**PROMPT**. Write out the whole listing without a single alteration.

**SUPPLIED ENTRIES**.
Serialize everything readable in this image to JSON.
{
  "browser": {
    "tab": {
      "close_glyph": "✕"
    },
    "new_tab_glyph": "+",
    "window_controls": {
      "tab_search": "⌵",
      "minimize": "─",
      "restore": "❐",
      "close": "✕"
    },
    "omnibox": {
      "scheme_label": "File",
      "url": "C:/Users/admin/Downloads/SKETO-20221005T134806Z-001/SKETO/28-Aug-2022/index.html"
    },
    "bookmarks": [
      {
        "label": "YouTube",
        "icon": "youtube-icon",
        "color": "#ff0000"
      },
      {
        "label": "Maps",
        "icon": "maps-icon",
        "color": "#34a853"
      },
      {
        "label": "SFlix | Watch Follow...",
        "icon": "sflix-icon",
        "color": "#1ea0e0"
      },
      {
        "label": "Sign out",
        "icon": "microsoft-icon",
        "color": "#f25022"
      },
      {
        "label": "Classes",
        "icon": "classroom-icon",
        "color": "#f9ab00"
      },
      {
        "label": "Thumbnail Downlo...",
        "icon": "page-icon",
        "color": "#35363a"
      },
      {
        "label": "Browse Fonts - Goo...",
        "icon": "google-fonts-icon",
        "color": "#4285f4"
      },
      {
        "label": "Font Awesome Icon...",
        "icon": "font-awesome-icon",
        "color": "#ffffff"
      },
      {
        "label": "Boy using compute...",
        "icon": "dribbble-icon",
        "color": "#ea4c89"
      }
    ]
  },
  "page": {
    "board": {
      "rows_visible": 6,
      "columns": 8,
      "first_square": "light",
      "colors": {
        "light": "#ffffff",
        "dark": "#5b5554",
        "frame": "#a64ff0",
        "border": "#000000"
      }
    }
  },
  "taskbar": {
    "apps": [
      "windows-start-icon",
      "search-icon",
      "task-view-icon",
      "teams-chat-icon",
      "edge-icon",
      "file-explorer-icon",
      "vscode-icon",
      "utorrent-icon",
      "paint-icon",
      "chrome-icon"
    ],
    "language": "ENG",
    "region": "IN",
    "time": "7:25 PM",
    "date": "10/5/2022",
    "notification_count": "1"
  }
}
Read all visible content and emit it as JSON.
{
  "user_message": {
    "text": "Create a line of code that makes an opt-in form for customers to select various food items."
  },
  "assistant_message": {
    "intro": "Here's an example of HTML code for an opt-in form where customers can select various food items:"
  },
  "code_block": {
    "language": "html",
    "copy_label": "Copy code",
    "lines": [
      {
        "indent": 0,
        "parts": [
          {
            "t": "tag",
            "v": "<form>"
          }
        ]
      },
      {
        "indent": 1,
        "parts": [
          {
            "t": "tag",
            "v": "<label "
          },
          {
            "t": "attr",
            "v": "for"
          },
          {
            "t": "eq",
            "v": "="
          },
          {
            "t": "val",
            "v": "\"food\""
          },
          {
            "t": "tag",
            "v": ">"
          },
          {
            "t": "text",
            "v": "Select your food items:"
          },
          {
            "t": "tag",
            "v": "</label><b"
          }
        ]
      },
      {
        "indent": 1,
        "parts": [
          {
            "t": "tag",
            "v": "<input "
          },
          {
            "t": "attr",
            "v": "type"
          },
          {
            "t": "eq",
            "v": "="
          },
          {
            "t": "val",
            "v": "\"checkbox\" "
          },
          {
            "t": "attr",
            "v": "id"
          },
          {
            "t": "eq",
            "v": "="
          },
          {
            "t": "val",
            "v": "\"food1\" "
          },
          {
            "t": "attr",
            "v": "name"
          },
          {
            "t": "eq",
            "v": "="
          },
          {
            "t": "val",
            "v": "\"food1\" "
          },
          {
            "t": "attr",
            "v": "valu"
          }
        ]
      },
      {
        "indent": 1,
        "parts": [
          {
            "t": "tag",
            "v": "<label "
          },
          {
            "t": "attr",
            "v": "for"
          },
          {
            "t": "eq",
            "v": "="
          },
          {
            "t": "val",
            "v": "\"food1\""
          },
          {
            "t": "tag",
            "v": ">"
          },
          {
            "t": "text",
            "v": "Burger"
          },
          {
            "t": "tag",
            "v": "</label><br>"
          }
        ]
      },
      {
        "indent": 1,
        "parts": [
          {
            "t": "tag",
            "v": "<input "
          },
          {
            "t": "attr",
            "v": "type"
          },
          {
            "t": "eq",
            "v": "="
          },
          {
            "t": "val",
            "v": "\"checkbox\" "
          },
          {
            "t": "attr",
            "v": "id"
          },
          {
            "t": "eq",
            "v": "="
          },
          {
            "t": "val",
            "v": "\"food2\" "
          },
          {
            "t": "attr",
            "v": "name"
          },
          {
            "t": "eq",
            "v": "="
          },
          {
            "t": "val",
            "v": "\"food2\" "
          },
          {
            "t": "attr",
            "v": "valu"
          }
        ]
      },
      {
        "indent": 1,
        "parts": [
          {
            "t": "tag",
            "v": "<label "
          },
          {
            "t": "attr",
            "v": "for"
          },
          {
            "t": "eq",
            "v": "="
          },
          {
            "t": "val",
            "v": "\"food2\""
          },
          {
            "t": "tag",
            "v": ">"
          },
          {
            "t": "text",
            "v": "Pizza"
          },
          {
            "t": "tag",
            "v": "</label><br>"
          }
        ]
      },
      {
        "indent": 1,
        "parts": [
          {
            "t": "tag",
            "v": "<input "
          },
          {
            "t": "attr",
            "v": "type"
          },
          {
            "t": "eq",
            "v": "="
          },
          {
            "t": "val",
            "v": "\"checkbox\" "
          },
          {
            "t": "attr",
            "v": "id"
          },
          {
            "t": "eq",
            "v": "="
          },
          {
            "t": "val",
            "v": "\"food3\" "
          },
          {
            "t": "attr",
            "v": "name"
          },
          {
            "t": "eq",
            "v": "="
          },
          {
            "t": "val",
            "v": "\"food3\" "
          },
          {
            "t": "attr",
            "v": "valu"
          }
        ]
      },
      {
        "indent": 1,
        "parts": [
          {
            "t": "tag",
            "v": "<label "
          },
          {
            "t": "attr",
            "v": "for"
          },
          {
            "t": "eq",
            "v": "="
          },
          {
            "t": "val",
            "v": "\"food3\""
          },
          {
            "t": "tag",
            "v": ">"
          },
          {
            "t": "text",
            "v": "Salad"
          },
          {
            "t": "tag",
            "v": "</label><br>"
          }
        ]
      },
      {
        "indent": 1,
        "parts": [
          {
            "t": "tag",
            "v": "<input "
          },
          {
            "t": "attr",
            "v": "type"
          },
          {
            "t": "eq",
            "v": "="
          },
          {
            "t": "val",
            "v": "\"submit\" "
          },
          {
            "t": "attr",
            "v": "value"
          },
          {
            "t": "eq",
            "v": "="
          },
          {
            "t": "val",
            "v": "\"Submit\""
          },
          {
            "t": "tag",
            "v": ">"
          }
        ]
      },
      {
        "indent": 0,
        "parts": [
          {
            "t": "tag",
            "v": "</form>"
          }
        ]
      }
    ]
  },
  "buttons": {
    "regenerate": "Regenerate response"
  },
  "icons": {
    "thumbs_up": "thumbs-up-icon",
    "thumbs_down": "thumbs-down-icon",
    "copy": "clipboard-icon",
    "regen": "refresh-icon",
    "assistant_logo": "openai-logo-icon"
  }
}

**TASK OUTPUT**.
Serialize everything readable in this image to JSON.
{
  "browser": {
    "tab": {
      "close_glyph": "✕"
    },
    "new_tab_glyph": "+",
    "window_controls": {
      "tab_search": "⌵",
      "minimize": "─",
      "restore": "❐",
      "close": "✕"
    },
    "omnibox": {
      "scheme_label": "File",
      "url": "C:/Users/admin/Downloads/SKETO-20221005T134806Z-001/SKETO/28-Aug-2022/index.html"
    },
    "bookmarks": [
      {
        "label": "YouTube",
        "icon": "youtube-icon",
        "color": "#ff0000"
      },
      {
        "label": "Maps",
        "icon": "maps-icon",
        "color": "#34a853"
      },
      {
        "label": "SFlix | Watch Follow...",
        "icon": "sflix-icon",
        "color": "#1ea0e0"
      },
      {
        "label": "Sign out",
        "icon": "microsoft-icon",
        "color": "#f25022"
      },
      {
        "label": "Classes",
        "icon": "classroom-icon",
        "color": "#f9ab00"
      },
      {
        "label": "Thumbnail Downlo...",
        "icon": "page-icon",
        "color": "#35363a"
      },
      {
        "label": "Browse Fonts - Goo...",
        "icon": "google-fonts-icon",
        "color": "#4285f4"
      },
      {
        "label": "Font Awesome Icon...",
        "icon": "font-awesome-icon",
        "color": "#ffffff"
      },
      {
        "label": "Boy using compute...",
        "icon": "dribbble-icon",
        "color": "#ea4c89"
      }
    ]
  },
  "page": {
    "board": {
      "rows_visible": 6,
      "columns": 8,
      "first_square": "light",
      "colors": {
        "light": "#ffffff",
        "dark": "#5b5554",
        "frame": "#a64ff0",
        "border": "#000000"
      }
    }
  },
  "taskbar": {
    "apps": [
      "windows-start-icon",
      "search-icon",
      "task-view-icon",
      "teams-chat-icon",
      "edge-icon",
      "file-explorer-icon",
      "vscode-icon",
      "utorrent-icon",
      "paint-icon",
      "chrome-icon"
    ],
    "language": "ENG",
    "region": "IN",
    "time": "7:25 PM",
    "date": "10/5/2022",
    "notification_count": "1"
  }
}
Read all visible content and emit it as JSON.
{
  "user_message": {
    "text": "Create a line of code that makes an opt-in form for customers to select various food items."
  },
  "assistant_message": {
    "intro": "Here's an example of HTML code for an opt-in form where customers can select various food items:"
  },
  "code_block": {
    "language": "html",
    "copy_label": "Copy code",
    "lines": [
      {
        "indent": 0,
        "parts": [
          {
            "t": "tag",
            "v": "<form>"
          }
        ]
      },
      {
        "indent": 1,
        "parts": [
          {
            "t": "tag",
            "v": "<label "
          },
          {
            "t": "attr",
            "v": "for"
          },
          {
            "t": "eq",
            "v": "="
          },
          {
            "t": "val",
            "v": "\"food\""
          },
          {
            "t": "tag",
            "v": ">"
          },
          {
            "t": "text",
            "v": "Select your food items:"
          },
          {
            "t": "tag",
            "v": "</label><b"
          }
        ]
      },
      {
        "indent": 1,
        "parts": [
          {
            "t": "tag",
            "v": "<input "
          },
          {
            "t": "attr",
            "v": "type"
          },
          {
            "t": "eq",
            "v": "="
          },
          {
            "t": "val",
            "v": "\"checkbox\" "
          },
          {
            "t": "attr",
            "v": "id"
          },
          {
            "t": "eq",
            "v": "="
          },
          {
            "t": "val",
            "v": "\"food1\" "
          },
          {
            "t": "attr",
            "v": "name"
          },
          {
            "t": "eq",
            "v": "="
          },
          {
            "t": "val",
            "v": "\"food1\" "
          },
          {
            "t": "attr",
            "v": "valu"
          }
        ]
      },
      {
        "indent": 1,
        "parts": [
          {
            "t": "tag",
            "v": "<label "
          },
          {
            "t": "attr",
            "v": "for"
          },
          {
            "t": "eq",
            "v": "="
          },
          {
            "t": "val",
            "v": "\"food1\""
          },
          {
            "t": "tag",
            "v": ">"
          },
          {
            "t": "text",
            "v": "Burger"
          },
          {
            "t": "tag",
            "v": "</label><br>"
          }
        ]
      },
      {
        "indent": 1,
        "parts": [
          {
            "t": "tag",
            "v": "<input "
          },
          {
            "t": "attr",
            "v": "type"
          },
          {
            "t": "eq",
            "v": "="
          },
          {
            "t": "val",
            "v": "\"checkbox\" "
          },
          {
            "t": "attr",
            "v": "id"
          },
          {
            "t": "eq",
            "v": "="
          },
          {
            "t": "val",
            "v": "\"food2\" "
          },
          {
            "t": "attr",
            "v": "name"
          },
          {
            "t": "eq",
            "v": "="
          },
          {
            "t": "val",
            "v": "\"food2\" "
          },
          {
            "t": "attr",
            "v": "valu"
          }
        ]
      },
      {
        "indent": 1,
        "parts": [
          {
            "t": "tag",
            "v": "<label "
          },
          {
            "t": "attr",
            "v": "for"
          },
          {
            "t": "eq",
            "v": "="
          },
          {
            "t": "val",
            "v": "\"food2\""
          },
          {
            "t": "tag",
            "v": ">"
          },
          {
            "t": "text",
            "v": "Pizza"
          },
          {
            "t": "tag",
            "v": "</label><br>"
          }
        ]
      },
      {
        "indent": 1,
        "parts": [
          {
            "t": "tag",
            "v": "<input "
          },
          {
            "t": "attr",
            "v": "type"
          },
          {
            "t": "eq",
            "v": "="
          },
          {
            "t": "val",
            "v": "\"checkbox\" "
          },
          {
            "t": "attr",
            "v": "id"
          },
          {
            "t": "eq",
            "v": "="
          },
          {
            "t": "val",
            "v": "\"food3\" "
          },
          {
            "t": "attr",
            "v": "name"
          },
          {
            "t": "eq",
            "v": "="
          },
          {
            "t": "val",
            "v": "\"food3\" "
          },
          {
            "t": "attr",
            "v": "valu"
          }
        ]
      },
      {
        "indent": 1,
        "parts": [
          {
            "t": "tag",
            "v": "<label "
          },
          {
            "t": "attr",
            "v": "for"
          },
          {
            "t": "eq",
            "v": "="
          },
          {
            "t": "val",
            "v": "\"food3\""
          },
          {
            "t": "tag",
            "v": ">"
          },
          {
            "t": "text",
            "v": "Salad"
          },
          {
            "t": "tag",
            "v": "</label><br>"
          }
        ]
      },
      {
        "indent": 1,
        "parts": [
          {
            "t": "tag",
            "v": "<input "
          },
          {
            "t": "attr",
            "v": "type"
          },
          {
            "t": "eq",
            "v": "="
          },
          {
            "t": "val",
            "v": "\"submit\" "
          },
          {
            "t": "attr",
            "v": "value"
          },
          {
            "t": "eq",
            "v": "="
          },
          {
            "t": "val",
            "v": "\"Submit\""
          },
          {
            "t": "tag",
            "v": ">"
          }
        ]
      },
      {
        "indent": 0,
        "parts": [
          {
            "t": "tag",
            "v": "</form>"
          }
        ]
      }
    ]
  },
  "buttons": {
    "regenerate": "Regenerate response"
  },
  "icons": {
    "thumbs_up": "thumbs-up-icon",
    "thumbs_down": "thumbs-down-icon",
    "copy": "clipboard-icon",
    "regen": "refresh-icon",
    "assistant_logo": "openai-logo-icon"
  }
}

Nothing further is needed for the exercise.